Hard Girls - Floating Now (Cover Artwork)
Staff Review

Hard Girls

Floating Now (2017)

asian man records

I'm pretty much late to the Hard Girls party and had to take a crash course to see what the hype was behind them. And everything I heard was true -- definitely a solid punk band that crafts a unique spin on indie/punk. With roots embedded in acts like Pteradon, Shinobu and Classics of Love, it was clear that there was a fearlessness to their style, one that didn't just pay tribute to their parent acts, but to the likes of Superchunk and other outside guides. So I worked my way back and the record that stood out the most was A Thousand Surfaces, bleeding cool and dripping with attitude. Floating Now tries to live up to this I think, and rightfully so because this to me is the bar for Hard Girls. While it really chips away though, it was always going to be a tall order. It drives and drives, especially in the first half, but the second half tapers off leaving Floating Now a few swings short of the home runs they're accustomed to.

From the fuzzy indie-punk opener in "Field '99" to the summer bounce of "Codeine Dreams" this record kicked off and rolled you down a hill. The tracks aren't just catchy or singalong, they're shoutalong. Even the slower burns like "Echolocation" are made for screaming and not that Jesse Lacey-laid back vocal tone. Sure, on the record it sounds neat but Hard Girls -- let's be real -- they're a band you yell to at the top of your lungs. Like I said, the first half of the album was blowing my fucking mind. Another gem's "Camera" which has that Joyce Manor pop to it, and given that Jack Shirley produced this as well, again... no surprise. He leaves just enough polish on things to package it nicely but still leave a grainy want-more feel to things.

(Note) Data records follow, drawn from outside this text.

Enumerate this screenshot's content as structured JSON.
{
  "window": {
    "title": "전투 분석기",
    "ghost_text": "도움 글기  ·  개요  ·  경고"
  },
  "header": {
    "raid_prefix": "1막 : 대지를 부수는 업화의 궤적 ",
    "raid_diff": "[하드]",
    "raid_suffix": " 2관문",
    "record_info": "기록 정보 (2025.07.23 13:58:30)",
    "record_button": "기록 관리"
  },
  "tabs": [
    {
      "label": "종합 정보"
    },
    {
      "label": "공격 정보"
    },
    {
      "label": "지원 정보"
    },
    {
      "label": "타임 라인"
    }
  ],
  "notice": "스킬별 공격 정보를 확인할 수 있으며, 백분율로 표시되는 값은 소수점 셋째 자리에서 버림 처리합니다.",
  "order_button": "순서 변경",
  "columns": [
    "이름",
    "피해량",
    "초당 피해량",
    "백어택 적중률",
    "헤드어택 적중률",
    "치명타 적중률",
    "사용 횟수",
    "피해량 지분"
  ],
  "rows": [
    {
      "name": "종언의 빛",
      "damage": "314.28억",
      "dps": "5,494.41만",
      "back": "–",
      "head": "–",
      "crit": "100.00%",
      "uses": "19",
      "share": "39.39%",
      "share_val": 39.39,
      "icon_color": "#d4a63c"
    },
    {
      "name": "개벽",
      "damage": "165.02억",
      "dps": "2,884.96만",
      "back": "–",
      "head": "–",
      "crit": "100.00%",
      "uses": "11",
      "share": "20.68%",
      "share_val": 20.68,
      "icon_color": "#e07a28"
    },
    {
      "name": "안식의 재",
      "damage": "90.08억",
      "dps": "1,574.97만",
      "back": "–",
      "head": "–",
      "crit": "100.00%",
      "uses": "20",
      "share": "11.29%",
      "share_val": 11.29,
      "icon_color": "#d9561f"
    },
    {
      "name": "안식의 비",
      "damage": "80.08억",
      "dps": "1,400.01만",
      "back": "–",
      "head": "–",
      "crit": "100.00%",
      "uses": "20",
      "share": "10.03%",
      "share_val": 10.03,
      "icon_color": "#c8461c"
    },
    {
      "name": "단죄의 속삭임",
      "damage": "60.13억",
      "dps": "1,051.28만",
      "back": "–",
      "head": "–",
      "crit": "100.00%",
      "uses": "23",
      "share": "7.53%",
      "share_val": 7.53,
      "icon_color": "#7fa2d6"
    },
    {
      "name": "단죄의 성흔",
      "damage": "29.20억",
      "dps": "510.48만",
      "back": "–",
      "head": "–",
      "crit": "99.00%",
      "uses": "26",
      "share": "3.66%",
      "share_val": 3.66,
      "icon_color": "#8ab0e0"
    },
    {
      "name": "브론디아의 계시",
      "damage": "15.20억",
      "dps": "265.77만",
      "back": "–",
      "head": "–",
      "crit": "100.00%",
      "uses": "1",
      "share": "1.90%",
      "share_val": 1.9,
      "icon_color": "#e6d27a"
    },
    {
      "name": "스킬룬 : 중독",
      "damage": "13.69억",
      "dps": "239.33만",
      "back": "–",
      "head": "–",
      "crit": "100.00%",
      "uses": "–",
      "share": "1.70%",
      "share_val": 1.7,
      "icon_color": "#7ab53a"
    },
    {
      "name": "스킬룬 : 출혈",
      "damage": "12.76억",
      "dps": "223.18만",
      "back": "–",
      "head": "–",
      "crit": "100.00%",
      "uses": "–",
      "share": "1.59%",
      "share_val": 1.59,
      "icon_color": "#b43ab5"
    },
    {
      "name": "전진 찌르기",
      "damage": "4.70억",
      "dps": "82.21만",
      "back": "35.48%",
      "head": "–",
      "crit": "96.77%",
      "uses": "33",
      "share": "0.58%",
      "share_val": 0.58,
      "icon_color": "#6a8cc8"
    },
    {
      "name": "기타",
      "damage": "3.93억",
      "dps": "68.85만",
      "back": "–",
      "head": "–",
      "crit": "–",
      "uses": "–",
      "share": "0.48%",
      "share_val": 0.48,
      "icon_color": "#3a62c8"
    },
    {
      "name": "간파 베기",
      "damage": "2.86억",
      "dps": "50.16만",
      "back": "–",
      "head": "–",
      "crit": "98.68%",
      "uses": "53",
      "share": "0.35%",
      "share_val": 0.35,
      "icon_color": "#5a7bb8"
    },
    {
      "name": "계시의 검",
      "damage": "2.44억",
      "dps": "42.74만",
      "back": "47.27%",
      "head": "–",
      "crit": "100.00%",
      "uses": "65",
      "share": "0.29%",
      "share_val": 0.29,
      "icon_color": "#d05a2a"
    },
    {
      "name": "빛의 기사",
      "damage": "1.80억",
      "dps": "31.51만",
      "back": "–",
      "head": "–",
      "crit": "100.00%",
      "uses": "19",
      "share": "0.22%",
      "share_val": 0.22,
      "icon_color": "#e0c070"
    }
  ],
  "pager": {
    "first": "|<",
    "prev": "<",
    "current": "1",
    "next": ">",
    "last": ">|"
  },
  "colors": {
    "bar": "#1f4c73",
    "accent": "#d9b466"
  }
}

However, things just lose steam on the back end for me. It's as if Hard Girls wanted to strive for a bombastic Jeff Rosenstock sound off Worry, but were torn between the sprawl of The Smith Street Band. Not a bad middle ground to be at stuck in but other than "Guadalupe on the Banks of the Styx" (with a badass soft-loud dynamic) and a redone "Dulcet Tones", the latter songs don't impact as much as the earlier ones. However, they're not bad at all, especially when you consider the standard that Hard Girls have set. Their weaker songs are still top quality and deserve recognition. So while Floating Now doesn't quite get it over the fence, when Hard Girls swing, you're more than cheering because you know, no matter what, you've got your hands on a quality record.